Which lines of the data hold the word "exercise"? Copy all of them.

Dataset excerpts
■ ■ ■ ■

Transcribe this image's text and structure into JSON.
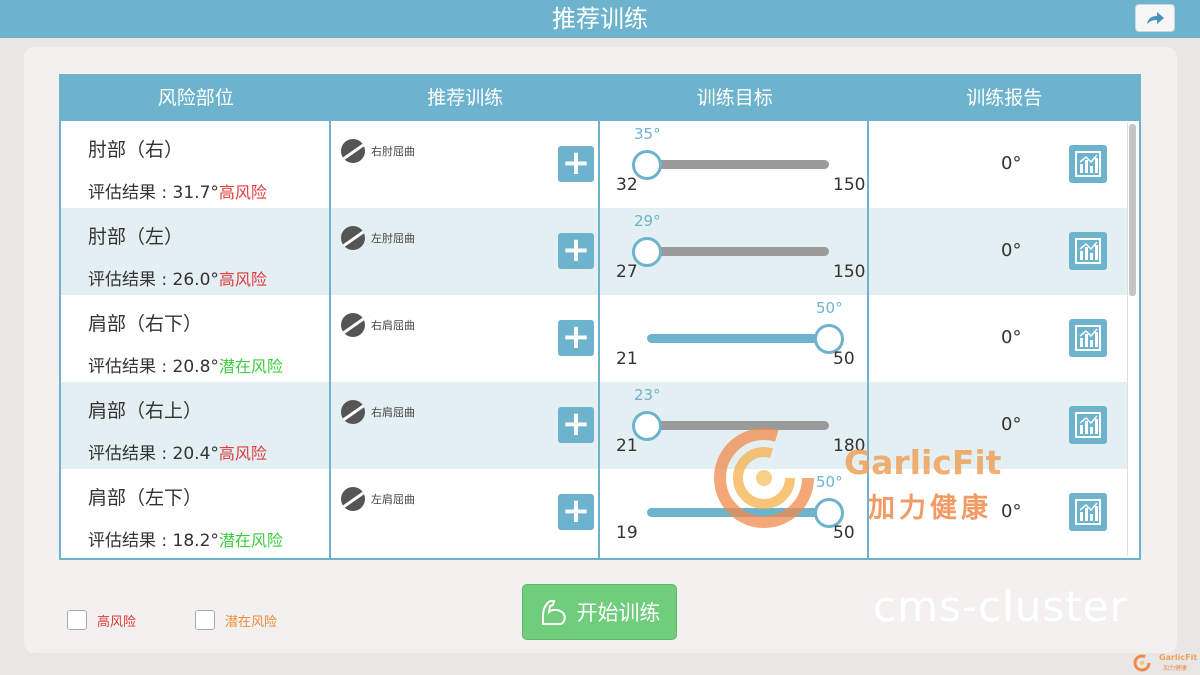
{
  "header": {
    "title": "推荐训练",
    "share_icon": "share-arrow-icon"
  },
  "table": {
    "columns": [
      "风险部位",
      "推荐训练",
      "训练目标",
      "训练报告"
    ],
    "rows": [
      {
        "part": "肘部（右）",
        "result_prefix": "评估结果 : ",
        "result_value": "31.7°",
        "risk": "高风险",
        "risk_color": "#e03b3b",
        "exercise": "右肘屈曲",
        "target_label": "35°",
        "min": "32",
        "max": "150",
        "slider_fraction": 0.0,
        "slider_style": "gray",
        "report": "0°"
      },
      {
        "part": "肘部（左）",
        "result_prefix": "评估结果 : ",
        "result_value": "26.0°",
        "risk": "高风险",
        "risk_color": "#e03b3b",
        "exercise": "左肘屈曲",
        "target_label": "29°",
        "min": "27",
        "max": "150",
        "slider_fraction": 0.0,
        "slider_style": "gray",
        "report": "0°"
      },
      {
        "part": "肩部（右下）",
        "result_prefix": "评估结果 : ",
        "result_value": "20.8°",
        "risk": "潜在风险",
        "risk_color": "#3dcc3d",
        "exercise": "右肩屈曲",
        "target_label": "50°",
        "min": "21",
        "max": "50",
        "slider_fraction": 1.0,
        "slider_style": "blue",
        "report": "0°"
      },
      {
        "part": "肩部（右上）",
        "result_prefix": "评估结果 : ",
        "result_value": "20.4°",
        "risk": "高风险",
        "risk_color": "#e03b3b",
        "exercise": "右肩屈曲",
        "target_label": "23°",
        "min": "21",
        "max": "180",
        "slider_fraction": 0.0,
        "slider_style": "gray",
        "report": "0°"
      },
      {
        "part": "肩部（左下）",
        "result_prefix": "评估结果 : ",
        "result_value": "18.2°",
        "risk": "潜在风险",
        "risk_color": "#3dcc3d",
        "exercise": "左肩屈曲",
        "target_label": "50°",
        "min": "19",
        "max": "50",
        "slider_fraction": 1.0,
        "slider_style": "blue",
        "report": "0°"
      }
    ]
  },
  "legend": {
    "high_risk": {
      "label": "高风险",
      "color": "#e03b3b"
    },
    "potential_risk": {
      "label": "潜在风险",
      "color": "#f08a3a"
    }
  },
  "start_button": {
    "label": "开始训练",
    "icon": "bicep-icon"
  },
  "watermark": {
    "text": "cms-cluster"
  },
  "logo": {
    "en": "GarlicFit",
    "cn": "加力健康"
  },
  "colors": {
    "accent": "#6eb3cd",
    "start_green": "#6fcd7b"
  }
}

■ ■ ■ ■

[Solution to the problem]
        "exercise": "右肘屈曲",
        "exercise": "左肘屈曲",
        "exercise": "右肩屈曲",
        "exercise": "右肩屈曲",
        "exercise": "左肩屈曲",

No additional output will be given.